What the exercise asks: Only one number is wanted: the count of lines in the records below that hold the word "Ajout".

Data excerpts:
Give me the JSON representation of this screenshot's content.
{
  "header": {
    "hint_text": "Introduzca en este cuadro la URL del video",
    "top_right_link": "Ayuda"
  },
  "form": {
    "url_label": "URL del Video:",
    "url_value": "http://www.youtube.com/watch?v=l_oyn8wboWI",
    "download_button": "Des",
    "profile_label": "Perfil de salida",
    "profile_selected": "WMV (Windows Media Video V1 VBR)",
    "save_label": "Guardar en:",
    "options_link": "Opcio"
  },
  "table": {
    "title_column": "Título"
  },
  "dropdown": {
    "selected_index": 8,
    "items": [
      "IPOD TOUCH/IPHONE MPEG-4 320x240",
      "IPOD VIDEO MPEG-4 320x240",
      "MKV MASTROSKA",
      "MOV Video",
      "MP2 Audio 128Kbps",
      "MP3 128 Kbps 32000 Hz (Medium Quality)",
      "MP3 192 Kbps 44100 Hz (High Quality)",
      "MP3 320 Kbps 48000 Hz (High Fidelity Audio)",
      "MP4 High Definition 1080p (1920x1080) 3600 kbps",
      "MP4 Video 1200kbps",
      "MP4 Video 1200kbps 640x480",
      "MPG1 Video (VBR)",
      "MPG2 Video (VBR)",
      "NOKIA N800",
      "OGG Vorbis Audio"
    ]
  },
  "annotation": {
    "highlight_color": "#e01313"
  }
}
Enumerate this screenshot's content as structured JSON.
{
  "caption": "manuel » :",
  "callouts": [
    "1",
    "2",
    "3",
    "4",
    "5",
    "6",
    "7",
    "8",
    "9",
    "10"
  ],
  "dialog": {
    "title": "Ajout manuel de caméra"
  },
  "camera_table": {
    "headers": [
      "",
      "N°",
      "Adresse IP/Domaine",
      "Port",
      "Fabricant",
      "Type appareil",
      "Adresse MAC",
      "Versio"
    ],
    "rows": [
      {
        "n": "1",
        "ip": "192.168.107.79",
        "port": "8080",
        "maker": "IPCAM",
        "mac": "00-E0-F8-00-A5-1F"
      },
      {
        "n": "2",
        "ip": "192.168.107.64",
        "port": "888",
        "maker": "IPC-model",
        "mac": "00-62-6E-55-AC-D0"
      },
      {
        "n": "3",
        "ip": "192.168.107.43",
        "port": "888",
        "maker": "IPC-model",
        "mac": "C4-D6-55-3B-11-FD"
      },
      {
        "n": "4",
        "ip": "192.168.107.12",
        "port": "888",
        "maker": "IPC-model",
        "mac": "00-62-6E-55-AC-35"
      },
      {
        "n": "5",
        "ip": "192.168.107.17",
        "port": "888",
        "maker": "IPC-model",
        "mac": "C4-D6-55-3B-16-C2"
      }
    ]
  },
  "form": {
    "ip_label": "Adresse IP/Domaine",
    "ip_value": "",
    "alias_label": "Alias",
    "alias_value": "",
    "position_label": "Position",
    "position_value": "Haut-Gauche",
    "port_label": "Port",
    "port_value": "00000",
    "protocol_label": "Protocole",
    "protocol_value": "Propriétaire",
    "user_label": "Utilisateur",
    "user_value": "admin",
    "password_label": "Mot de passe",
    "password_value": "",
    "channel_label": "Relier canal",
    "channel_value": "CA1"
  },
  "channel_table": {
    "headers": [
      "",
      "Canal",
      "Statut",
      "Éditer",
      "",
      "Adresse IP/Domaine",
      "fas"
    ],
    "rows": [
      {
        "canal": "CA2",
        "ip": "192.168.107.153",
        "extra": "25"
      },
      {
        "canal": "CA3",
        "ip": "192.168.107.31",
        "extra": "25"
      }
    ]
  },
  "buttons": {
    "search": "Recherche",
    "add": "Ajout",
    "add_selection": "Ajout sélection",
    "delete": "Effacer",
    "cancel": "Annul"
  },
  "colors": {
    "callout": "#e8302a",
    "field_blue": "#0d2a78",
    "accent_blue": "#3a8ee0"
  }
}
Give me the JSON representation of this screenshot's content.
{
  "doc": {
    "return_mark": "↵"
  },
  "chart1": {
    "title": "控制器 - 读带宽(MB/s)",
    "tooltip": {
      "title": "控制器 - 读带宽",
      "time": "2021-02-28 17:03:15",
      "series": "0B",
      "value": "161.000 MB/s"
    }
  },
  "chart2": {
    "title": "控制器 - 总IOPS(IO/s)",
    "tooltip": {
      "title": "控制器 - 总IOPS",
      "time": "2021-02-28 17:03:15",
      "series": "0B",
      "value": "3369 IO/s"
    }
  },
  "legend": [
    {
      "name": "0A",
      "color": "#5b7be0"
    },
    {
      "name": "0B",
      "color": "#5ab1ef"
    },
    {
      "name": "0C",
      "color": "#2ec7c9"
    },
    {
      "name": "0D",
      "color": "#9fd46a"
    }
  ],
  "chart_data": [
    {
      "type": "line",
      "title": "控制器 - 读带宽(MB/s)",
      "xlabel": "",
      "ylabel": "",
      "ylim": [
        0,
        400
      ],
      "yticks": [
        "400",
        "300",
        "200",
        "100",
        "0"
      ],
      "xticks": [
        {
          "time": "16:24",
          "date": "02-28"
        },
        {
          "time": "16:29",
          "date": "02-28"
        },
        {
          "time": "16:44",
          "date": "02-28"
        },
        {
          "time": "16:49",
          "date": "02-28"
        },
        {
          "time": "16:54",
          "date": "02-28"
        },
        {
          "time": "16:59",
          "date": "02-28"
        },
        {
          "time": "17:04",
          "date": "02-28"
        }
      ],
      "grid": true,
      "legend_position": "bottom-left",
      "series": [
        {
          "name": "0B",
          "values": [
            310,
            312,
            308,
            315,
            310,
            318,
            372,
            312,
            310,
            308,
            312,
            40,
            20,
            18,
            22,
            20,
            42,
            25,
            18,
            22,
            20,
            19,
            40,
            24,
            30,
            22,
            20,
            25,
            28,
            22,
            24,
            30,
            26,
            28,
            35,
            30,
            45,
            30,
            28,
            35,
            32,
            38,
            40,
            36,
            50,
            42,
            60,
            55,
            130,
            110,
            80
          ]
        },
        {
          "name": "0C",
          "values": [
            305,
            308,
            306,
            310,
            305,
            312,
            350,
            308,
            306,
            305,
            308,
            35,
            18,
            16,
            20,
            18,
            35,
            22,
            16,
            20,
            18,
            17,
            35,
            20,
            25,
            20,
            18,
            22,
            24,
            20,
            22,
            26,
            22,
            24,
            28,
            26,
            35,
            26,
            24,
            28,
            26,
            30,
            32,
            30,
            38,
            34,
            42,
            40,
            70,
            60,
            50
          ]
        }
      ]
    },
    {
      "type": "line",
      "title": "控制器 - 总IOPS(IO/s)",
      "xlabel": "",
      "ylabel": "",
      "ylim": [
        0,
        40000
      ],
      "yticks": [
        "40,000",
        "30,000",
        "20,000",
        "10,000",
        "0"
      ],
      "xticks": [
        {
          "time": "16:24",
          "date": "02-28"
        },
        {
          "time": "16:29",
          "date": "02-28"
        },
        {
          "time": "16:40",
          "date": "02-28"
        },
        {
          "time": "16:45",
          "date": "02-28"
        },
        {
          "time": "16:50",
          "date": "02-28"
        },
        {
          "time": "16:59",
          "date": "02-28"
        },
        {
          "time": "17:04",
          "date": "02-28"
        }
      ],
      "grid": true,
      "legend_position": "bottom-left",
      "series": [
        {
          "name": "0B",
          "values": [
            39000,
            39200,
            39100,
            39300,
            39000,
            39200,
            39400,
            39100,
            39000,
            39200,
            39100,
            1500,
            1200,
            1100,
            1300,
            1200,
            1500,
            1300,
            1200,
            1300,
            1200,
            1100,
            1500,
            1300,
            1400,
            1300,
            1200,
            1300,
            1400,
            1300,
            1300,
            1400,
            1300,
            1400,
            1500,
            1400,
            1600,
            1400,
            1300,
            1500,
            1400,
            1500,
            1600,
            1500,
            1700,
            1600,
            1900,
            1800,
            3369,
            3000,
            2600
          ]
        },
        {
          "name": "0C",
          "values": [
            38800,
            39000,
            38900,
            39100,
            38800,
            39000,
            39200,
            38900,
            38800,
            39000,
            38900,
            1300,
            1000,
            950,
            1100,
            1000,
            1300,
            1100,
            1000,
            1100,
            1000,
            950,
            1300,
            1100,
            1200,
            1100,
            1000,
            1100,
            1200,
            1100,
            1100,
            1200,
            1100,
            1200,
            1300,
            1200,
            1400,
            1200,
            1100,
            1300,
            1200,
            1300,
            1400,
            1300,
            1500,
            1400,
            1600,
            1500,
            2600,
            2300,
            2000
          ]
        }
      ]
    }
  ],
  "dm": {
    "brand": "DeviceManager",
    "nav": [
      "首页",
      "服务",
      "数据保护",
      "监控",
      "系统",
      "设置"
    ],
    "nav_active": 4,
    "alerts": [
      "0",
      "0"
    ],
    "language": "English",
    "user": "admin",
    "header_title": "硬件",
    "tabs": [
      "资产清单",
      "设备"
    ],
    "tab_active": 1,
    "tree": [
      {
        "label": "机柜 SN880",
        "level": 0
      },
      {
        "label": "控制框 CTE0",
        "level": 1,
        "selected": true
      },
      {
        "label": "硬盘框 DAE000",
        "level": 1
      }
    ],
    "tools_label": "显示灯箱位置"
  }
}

Result of the task: 3